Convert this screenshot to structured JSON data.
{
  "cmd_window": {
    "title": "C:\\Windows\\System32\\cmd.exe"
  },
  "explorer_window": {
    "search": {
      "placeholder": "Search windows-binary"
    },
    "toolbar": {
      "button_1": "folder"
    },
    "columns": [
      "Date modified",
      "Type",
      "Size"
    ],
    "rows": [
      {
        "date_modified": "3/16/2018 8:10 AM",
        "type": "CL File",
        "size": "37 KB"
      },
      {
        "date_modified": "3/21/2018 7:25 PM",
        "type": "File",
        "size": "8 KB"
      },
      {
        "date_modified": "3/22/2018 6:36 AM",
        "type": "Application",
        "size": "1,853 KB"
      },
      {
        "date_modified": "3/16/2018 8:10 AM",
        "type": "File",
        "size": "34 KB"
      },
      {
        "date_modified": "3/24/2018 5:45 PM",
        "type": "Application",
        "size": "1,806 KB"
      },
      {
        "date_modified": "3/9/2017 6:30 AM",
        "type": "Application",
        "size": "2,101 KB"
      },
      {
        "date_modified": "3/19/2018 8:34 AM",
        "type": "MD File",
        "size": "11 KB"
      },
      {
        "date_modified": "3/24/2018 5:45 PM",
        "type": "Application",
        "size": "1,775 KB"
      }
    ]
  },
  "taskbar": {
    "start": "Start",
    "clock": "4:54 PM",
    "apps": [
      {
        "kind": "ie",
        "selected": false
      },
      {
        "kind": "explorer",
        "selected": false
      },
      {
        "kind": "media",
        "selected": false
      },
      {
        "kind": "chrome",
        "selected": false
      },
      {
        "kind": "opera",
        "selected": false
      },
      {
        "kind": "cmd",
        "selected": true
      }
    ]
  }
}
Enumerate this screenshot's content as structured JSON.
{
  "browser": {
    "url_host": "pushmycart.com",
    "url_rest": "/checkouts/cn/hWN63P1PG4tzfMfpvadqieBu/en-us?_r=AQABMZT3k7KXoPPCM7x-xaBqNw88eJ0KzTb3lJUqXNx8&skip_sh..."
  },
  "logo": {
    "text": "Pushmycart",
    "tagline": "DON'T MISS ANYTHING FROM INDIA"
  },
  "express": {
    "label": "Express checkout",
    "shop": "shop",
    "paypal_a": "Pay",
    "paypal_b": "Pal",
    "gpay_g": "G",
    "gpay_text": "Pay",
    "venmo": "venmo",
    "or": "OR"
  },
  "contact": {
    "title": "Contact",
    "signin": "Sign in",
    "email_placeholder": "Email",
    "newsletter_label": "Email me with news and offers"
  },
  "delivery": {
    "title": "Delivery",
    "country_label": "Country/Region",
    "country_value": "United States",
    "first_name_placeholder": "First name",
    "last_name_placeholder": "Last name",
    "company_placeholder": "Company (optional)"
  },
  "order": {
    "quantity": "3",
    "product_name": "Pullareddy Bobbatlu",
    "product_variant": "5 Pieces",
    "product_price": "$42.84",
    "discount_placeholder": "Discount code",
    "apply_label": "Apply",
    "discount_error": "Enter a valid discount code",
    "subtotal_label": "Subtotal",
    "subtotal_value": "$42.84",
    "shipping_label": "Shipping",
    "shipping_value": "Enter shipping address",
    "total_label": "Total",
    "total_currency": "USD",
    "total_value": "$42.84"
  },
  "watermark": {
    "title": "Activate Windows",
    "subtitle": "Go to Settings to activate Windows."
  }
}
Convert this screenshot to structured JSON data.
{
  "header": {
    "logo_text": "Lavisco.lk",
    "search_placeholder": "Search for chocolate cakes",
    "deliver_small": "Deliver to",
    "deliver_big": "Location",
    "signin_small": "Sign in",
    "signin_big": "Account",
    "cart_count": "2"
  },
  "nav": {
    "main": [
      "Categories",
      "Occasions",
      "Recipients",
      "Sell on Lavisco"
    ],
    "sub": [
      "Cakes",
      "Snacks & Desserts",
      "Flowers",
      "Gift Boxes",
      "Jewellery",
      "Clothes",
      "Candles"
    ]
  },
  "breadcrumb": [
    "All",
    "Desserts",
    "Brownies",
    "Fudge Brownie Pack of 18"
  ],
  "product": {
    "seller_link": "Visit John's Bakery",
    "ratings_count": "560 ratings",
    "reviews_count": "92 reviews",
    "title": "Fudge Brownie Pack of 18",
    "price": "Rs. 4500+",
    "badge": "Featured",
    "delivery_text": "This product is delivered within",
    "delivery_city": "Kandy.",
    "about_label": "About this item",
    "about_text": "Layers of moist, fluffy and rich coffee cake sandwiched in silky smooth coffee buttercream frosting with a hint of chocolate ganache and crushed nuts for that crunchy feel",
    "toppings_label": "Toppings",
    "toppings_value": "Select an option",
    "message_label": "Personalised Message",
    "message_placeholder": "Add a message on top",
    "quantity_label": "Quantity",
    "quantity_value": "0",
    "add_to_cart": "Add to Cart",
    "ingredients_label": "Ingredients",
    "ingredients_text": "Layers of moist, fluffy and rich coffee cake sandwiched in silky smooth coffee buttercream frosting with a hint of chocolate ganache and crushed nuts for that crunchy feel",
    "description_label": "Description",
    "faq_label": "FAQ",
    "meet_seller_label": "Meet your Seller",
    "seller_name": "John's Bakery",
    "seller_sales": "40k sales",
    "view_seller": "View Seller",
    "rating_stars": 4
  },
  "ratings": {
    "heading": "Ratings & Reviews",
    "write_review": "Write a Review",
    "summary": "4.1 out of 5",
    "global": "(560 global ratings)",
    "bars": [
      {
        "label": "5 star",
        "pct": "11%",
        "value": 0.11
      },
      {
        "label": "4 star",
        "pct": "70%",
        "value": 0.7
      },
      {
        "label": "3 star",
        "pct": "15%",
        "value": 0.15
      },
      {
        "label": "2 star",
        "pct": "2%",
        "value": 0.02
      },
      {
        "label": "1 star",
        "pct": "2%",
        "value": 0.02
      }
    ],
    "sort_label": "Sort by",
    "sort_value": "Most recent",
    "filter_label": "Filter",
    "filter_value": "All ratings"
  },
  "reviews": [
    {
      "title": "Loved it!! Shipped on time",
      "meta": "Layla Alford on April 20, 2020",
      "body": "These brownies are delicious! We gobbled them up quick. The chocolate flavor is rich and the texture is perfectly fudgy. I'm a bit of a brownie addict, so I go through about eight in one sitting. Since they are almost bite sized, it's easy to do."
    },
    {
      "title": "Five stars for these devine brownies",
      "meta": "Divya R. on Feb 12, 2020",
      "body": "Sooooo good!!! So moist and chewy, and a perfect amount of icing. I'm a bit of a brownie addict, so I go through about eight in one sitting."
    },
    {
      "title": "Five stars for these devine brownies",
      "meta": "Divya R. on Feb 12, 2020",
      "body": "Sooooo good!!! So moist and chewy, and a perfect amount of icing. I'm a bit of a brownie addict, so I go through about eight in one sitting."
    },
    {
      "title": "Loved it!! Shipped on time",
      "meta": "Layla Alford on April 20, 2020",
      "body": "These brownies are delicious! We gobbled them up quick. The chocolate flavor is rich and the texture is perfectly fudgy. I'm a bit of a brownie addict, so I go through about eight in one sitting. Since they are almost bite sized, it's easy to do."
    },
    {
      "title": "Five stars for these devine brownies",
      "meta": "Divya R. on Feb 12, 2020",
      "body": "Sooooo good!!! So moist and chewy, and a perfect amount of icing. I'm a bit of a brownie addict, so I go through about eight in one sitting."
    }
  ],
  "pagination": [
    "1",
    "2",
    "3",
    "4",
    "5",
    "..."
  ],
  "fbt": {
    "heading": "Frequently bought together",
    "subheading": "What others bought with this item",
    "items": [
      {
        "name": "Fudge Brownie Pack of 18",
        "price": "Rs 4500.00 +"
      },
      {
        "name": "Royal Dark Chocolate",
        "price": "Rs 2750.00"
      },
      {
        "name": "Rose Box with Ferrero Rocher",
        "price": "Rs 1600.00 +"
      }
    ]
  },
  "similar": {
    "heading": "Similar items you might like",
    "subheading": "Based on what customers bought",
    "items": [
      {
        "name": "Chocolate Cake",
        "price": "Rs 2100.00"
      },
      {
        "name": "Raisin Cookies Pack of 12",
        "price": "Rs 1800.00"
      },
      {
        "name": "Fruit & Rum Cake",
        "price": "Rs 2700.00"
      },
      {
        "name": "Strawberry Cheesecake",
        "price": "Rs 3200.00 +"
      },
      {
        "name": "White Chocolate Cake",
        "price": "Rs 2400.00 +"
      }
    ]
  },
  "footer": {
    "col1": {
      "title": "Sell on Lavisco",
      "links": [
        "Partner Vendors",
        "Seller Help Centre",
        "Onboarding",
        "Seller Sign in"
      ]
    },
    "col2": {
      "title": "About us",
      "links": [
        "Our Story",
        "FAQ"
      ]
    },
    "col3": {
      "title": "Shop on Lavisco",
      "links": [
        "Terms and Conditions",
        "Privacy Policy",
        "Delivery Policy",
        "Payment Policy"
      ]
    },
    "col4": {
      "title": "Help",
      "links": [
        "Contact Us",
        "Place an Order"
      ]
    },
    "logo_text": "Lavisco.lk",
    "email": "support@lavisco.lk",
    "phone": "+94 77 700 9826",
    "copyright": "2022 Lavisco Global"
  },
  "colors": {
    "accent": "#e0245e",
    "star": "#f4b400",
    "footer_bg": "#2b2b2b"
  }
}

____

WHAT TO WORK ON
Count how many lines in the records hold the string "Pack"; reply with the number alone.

REPLY
4